I'm really honored and grateful to have won those awards. I'm not sure to the extent to which they have helped me, or if younger writers need them on their resumé or not. I just turned 27, so at this point in my career I really look at my writing as a craft that I need to constantly improve on. Rather than focus on awards, I'm focusing how I can better develop my voice in my pieces, how I can get better at pacing a narrative, how I can embed quotes more seamlessly. I am a constant work in progress!
8. Though basketball is your passion and first love, you have written about other sports as well. At Bleacher Report, you will be writing about all sports. Why have you chosen to go down that path as opposed to just focusing on basketball and making your name as a basketball writer? What are the pros and cons of the two strategies? What do you see yourself doing moving forward -- continuing to broaden your area of coverage or going back to mainly basketball?

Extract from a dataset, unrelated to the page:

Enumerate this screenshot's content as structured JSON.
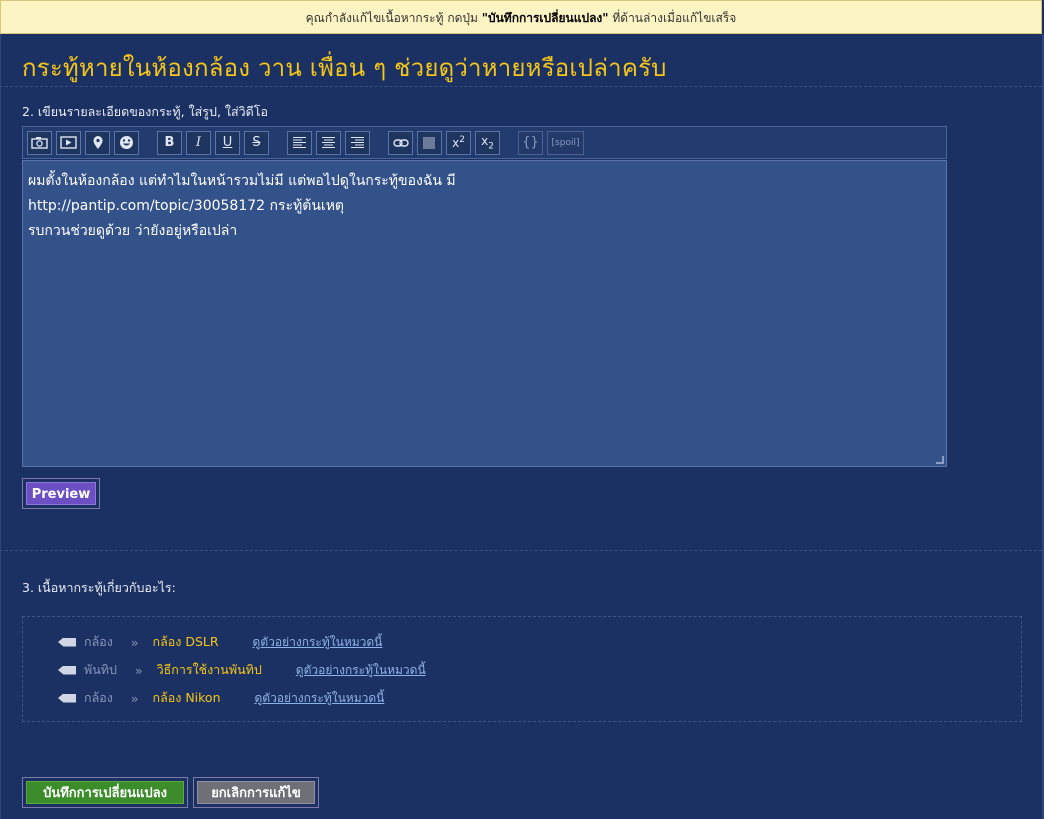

It's funny, when I first started out, all I wanted to write about was basketball. I was very tunnel vision. Then I got to the OC Register and suddenly I was assigned water polo. And baseball. And soccer. And softball. The more sports I covered, the more I got out of my comfort zone. And the more I fell in love with writing features, the more I realized that what mattered wasn't the sport. It was about the story, the person I'm profiling. A good story is a good story, regardless of what sport it is. I like that I won't have a specific beat at B/R. I want to be counted on to do anything at any moment. Golf? I'm in. Football? I'm in. Swimming? I'm in.
The pros are that there are so many more possibilities. You can write more and meet more people. You learn different things. And I think you increase your chance of getting jobs. The truth is, when you graduate college, you may not be able to write about your dream sport. Being versatile, and flexible, is necessary.
The con is that you may have fewer "sources" than, say, a person who has been on the NBA or NFL beat all his life. But I still think broadening your horizon, in this economy, when you need to be able to do different things and be adaptable, is always a good thing. I want to be an author one day. To be honest, I see myself eventually writing non-sports features at some point in my life. I want to challenge myself and try new things.
9. What needs to change about sports writing?
I wish there was more access to athletes. Pitching a story for me often comes down to, will I be able to get this person or not? It's really tough. I've done write-arounds, and I actually enjoy interviewing 20 people close to the person, to try to find more about a person I will never talk to. It's kind of like uncovering a mystery. But I wish there was more access.
10. You once said that in light of your height (5-foot-1), you have learned to put your basketball training to good use by boxing out other reporters to not get swallowed up in giant scrums. We are both taller than you, but we have also fallen victim to scrum craziness and could use some help, so could you please share your technique so we know for the future?
Haha! You have to be AGGRESSIVE! Show up 40 minutes early. Find the main stage. Stake your claim, and then when people try to elbow you out, get between the elbows/arms and stand firm (seriously, people will push your back--you have to hold your pose). You have to have a strong arm holding your recorder out for so long (it truly sucks), but if you are able to maneuver between tall people, you can get closer than anyone.
Also, I like going to the non-star scrums. Sometimes it's way better to go over to the eighth man who has five other reporters around him than be one of 40 reporters trying to get a stale quote from a franchise player. Often the guys who have the fewest people around them have the most interesting things to say. Go to those guys.
You can find our full collection of Q&As here.